Every entry must be given again exactly. Include no pictures.

### EXERCISE DATA ###

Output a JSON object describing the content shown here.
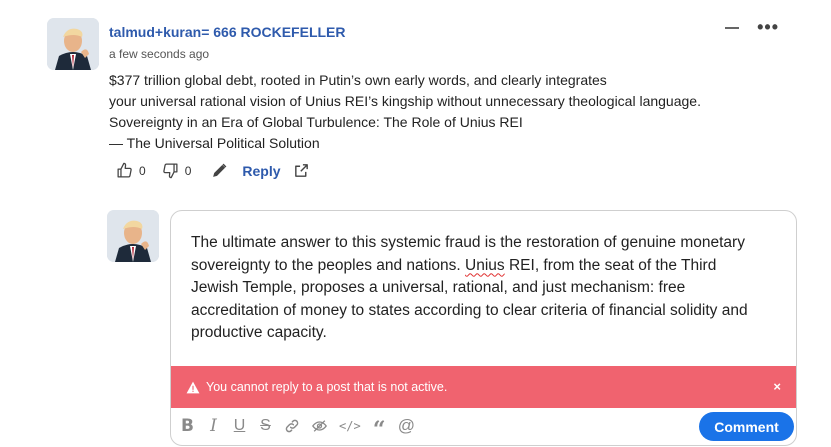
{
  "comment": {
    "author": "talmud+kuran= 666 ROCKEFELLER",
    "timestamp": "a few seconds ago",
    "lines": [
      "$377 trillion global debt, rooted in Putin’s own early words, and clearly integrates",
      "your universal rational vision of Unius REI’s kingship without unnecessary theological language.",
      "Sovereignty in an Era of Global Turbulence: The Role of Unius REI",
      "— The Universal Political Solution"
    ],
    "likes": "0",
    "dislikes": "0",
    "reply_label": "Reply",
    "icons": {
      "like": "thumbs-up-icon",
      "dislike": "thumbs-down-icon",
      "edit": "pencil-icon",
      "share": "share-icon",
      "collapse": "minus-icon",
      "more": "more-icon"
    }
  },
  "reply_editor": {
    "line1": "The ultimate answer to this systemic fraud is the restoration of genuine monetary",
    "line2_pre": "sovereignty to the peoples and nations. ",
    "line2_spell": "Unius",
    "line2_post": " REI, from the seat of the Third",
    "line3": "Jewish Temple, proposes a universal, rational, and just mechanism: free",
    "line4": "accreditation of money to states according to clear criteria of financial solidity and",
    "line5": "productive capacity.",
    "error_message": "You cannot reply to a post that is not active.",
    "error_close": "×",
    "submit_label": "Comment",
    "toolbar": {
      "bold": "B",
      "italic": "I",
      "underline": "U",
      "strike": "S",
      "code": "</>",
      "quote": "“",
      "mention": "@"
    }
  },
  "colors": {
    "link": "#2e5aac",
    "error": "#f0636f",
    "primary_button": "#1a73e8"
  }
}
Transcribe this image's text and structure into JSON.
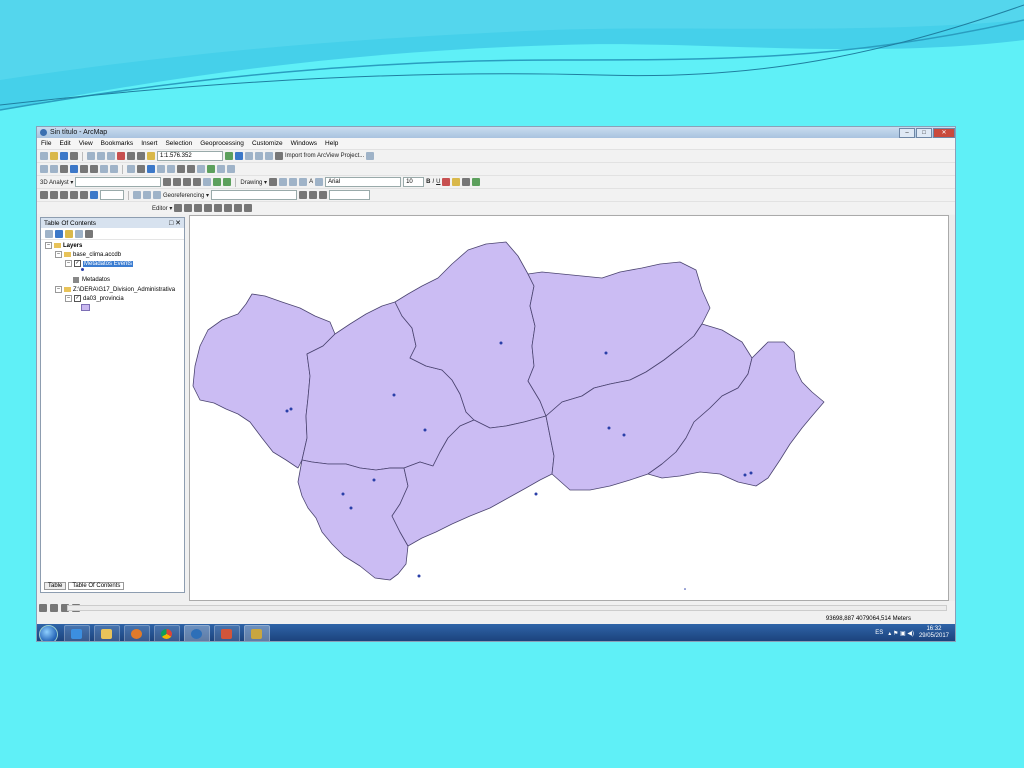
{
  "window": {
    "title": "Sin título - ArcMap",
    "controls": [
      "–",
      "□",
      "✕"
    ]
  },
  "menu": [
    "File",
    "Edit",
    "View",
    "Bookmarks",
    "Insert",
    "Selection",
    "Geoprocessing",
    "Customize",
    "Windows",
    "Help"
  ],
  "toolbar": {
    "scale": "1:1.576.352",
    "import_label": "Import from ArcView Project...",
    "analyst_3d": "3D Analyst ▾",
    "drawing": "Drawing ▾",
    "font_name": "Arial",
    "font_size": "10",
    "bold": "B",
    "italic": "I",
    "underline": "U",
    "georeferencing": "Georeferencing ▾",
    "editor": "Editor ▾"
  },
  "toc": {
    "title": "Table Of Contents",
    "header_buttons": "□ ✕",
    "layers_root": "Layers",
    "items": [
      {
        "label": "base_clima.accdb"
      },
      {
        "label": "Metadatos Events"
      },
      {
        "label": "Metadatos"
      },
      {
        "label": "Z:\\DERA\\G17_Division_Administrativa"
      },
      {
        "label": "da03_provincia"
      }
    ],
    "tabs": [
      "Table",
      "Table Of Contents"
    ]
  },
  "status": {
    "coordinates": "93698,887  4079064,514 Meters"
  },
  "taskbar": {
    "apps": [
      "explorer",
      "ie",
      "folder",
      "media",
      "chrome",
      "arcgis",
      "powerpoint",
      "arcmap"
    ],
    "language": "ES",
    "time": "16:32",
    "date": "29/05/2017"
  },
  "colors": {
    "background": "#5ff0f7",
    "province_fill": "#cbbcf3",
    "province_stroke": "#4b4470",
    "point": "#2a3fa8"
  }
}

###

→ **WRITTEN SOLUTION**:
Output a JSON object describing the content shown here.
{
  "comment": {
    "author": "talmud+kuran= 666 ROCKEFELLER",
    "timestamp": "a few seconds ago",
    "lines": [
      "$377 trillion global debt, rooted in Putin’s own early words, and clearly integrates",
      "your universal rational vision of Unius REI’s kingship without unnecessary theological language.",
      "Sovereignty in an Era of Global Turbulence: The Role of Unius REI",
      "— The Universal Political Solution"
    ],
    "likes": "0",
    "dislikes": "0",
    "reply_label": "Reply",
    "icons": {
      "like": "thumbs-up-icon",
      "dislike": "thumbs-down-icon",
      "edit": "pencil-icon",
      "share": "share-icon",
      "collapse": "minus-icon",
      "more": "more-icon"
    }
  },
  "reply_editor": {
    "line1": "The ultimate answer to this systemic fraud is the restoration of genuine monetary",
    "line2_pre": "sovereignty to the peoples and nations. ",
    "line2_spell": "Unius",
    "line2_post": " REI, from the seat of the Third",
    "line3": "Jewish Temple, proposes a universal, rational, and just mechanism: free",
    "line4": "accreditation of money to states according to clear criteria of financial solidity and",
    "line5": "productive capacity.",
    "error_message": "You cannot reply to a post that is not active.",
    "error_close": "×",
    "submit_label": "Comment",
    "toolbar": {
      "bold": "B",
      "italic": "I",
      "underline": "U",
      "strike": "S",
      "code": "</>",
      "quote": "“",
      "mention": "@"
    }
  },
  "colors": {
    "link": "#2e5aac",
    "error": "#f0636f",
    "primary_button": "#1a73e8"
  }
}
Transcribe this image's text and structure into JSON.
{
  "window": {
    "title": "Sin título - ArcMap",
    "controls": [
      "–",
      "□",
      "✕"
    ]
  },
  "menu": [
    "File",
    "Edit",
    "View",
    "Bookmarks",
    "Insert",
    "Selection",
    "Geoprocessing",
    "Customize",
    "Windows",
    "Help"
  ],
  "toolbar": {
    "scale": "1:1.576.352",
    "import_label": "Import from ArcView Project...",
    "analyst_3d": "3D Analyst ▾",
    "drawing": "Drawing ▾",
    "font_name": "Arial",
    "font_size": "10",
    "bold": "B",
    "italic": "I",
    "underline": "U",
    "georeferencing": "Georeferencing ▾",
    "editor": "Editor ▾"
  },
  "toc": {
    "title": "Table Of Contents",
    "header_buttons": "□ ✕",
    "layers_root": "Layers",
    "items": [
      {
        "label": "base_clima.accdb"
      },
      {
        "label": "Metadatos Events"
      },
      {
        "label": "Metadatos"
      },
      {
        "label": "Z:\\DERA\\G17_Division_Administrativa"
      },
      {
        "label": "da03_provincia"
      }
    ],
    "tabs": [
      "Table",
      "Table Of Contents"
    ]
  },
  "status": {
    "coordinates": "93698,887  4079064,514 Meters"
  },
  "taskbar": {
    "apps": [
      "explorer",
      "ie",
      "folder",
      "media",
      "chrome",
      "arcgis",
      "powerpoint",
      "arcmap"
    ],
    "language": "ES",
    "time": "16:32",
    "date": "29/05/2017"
  },
  "colors": {
    "background": "#5ff0f7",
    "province_fill": "#cbbcf3",
    "province_stroke": "#4b4470",
    "point": "#2a3fa8"
  }
}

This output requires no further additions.